**Record set:**
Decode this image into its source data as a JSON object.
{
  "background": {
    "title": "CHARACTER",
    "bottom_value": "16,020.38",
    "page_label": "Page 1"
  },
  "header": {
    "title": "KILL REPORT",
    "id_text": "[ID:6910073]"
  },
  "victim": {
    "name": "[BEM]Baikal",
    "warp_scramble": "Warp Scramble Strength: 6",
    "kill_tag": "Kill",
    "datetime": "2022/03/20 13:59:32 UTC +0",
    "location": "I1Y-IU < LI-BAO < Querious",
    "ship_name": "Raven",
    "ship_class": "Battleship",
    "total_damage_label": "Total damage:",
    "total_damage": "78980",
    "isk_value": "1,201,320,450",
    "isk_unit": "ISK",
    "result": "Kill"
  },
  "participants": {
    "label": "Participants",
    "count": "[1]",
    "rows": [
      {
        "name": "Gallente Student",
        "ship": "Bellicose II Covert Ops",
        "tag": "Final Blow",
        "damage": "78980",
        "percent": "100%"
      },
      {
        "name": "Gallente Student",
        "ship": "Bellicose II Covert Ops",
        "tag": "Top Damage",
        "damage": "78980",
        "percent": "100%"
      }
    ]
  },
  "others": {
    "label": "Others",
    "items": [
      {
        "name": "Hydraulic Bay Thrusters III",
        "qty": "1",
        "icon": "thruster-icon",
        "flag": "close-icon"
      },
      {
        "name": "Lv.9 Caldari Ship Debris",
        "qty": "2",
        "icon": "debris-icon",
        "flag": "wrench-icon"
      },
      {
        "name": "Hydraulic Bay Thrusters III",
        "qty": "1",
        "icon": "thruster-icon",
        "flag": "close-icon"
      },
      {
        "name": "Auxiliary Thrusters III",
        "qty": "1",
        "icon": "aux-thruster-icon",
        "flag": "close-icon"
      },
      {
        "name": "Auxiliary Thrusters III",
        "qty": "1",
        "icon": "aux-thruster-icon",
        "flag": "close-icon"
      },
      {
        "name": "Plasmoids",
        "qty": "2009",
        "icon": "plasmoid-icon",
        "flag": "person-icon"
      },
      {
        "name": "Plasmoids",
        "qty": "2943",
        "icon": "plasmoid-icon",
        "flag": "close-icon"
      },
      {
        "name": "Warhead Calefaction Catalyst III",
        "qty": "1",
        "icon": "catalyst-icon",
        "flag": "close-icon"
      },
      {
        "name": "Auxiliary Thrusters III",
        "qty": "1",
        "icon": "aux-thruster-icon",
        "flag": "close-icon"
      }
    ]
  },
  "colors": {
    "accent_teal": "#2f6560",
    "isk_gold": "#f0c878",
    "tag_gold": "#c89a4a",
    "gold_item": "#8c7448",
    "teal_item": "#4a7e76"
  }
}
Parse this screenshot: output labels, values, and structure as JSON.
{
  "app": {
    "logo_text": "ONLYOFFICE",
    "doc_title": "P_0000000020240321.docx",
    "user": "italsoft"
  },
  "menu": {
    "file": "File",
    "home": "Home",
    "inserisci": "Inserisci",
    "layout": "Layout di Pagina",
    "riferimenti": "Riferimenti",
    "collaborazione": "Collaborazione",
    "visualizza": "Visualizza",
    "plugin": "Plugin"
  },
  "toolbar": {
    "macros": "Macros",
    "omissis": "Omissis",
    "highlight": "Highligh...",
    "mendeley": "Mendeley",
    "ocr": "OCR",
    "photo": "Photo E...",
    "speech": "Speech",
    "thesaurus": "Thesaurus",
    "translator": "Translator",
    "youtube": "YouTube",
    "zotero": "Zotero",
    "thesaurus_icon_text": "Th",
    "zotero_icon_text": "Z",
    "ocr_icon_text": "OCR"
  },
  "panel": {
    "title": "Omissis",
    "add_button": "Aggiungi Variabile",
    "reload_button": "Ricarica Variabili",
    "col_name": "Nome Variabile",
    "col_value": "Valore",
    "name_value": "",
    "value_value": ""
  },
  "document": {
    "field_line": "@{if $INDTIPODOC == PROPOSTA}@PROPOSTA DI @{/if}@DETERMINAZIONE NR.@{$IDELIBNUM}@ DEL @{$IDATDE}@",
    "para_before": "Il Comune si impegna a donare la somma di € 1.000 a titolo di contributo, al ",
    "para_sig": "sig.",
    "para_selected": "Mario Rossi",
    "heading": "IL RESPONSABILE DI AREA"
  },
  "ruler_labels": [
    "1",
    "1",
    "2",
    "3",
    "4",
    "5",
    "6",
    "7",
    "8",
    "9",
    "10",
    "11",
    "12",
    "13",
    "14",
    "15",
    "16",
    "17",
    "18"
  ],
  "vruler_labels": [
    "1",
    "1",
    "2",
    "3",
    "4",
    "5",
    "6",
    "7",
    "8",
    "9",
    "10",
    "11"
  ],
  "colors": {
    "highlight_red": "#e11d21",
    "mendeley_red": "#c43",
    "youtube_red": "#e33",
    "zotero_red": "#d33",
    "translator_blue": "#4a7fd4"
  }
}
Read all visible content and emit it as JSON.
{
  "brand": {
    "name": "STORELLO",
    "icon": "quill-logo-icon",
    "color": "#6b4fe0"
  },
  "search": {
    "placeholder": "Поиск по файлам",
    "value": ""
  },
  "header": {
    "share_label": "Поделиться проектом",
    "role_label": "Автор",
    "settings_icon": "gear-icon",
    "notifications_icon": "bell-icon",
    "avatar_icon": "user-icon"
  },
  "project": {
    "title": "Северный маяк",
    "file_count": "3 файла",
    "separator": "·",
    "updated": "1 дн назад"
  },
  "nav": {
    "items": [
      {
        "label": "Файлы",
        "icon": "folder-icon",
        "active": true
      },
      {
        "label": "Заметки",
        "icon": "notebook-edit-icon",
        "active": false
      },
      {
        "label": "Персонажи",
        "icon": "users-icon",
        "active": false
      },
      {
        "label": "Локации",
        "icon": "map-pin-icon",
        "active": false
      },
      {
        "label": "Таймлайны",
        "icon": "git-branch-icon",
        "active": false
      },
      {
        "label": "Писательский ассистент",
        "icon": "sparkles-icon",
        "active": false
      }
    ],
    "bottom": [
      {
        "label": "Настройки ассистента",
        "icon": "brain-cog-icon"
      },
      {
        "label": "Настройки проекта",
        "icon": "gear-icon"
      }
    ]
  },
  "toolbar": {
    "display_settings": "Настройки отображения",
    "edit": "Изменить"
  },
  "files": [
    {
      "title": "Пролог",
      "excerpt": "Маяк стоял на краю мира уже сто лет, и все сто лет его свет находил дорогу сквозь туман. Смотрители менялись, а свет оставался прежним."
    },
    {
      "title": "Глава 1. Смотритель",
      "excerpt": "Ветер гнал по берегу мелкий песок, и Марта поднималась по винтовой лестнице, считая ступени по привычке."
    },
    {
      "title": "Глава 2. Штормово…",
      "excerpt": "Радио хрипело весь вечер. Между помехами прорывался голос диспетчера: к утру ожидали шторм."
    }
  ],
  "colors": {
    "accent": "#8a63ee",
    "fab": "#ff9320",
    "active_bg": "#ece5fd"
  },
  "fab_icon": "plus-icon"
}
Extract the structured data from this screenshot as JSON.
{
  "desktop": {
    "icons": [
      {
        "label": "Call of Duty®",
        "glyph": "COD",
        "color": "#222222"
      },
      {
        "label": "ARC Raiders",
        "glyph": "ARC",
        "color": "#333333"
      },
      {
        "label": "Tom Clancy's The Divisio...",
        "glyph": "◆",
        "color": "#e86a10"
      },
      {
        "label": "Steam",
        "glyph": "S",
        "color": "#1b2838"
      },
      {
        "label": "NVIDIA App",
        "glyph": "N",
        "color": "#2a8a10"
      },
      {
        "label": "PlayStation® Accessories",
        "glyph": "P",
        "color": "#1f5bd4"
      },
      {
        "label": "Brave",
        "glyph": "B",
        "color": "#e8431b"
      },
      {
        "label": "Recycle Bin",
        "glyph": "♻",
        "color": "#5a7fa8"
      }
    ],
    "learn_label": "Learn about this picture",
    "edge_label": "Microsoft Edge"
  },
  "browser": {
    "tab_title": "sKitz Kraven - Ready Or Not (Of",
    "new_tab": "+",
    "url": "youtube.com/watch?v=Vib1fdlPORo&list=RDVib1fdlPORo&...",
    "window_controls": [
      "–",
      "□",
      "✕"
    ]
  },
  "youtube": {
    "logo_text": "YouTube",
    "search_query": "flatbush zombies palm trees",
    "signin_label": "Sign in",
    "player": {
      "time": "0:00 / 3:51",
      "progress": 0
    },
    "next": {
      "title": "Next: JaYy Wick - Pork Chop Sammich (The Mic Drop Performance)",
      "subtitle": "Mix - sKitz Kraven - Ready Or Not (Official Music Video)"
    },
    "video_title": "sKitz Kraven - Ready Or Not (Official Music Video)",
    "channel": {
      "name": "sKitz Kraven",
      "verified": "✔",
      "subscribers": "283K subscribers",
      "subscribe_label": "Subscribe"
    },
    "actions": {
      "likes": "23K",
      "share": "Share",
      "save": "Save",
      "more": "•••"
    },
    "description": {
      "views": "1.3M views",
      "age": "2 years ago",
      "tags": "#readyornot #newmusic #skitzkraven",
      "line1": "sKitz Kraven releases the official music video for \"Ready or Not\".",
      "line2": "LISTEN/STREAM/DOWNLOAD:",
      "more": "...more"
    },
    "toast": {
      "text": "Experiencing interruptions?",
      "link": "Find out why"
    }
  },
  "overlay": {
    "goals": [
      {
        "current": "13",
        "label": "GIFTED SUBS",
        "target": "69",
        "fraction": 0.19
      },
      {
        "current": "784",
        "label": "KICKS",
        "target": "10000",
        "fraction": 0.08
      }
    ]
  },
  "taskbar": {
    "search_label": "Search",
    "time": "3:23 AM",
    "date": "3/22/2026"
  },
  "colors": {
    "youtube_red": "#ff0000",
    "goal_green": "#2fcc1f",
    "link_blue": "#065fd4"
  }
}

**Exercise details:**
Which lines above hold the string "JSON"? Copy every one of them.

**Written solution:**
Decode this image into its source data as a JSON object.
Parse this screenshot: output labels, values, and structure as JSON.
Read all visible content and emit it as JSON.
Extract the structured data from this screenshot as JSON.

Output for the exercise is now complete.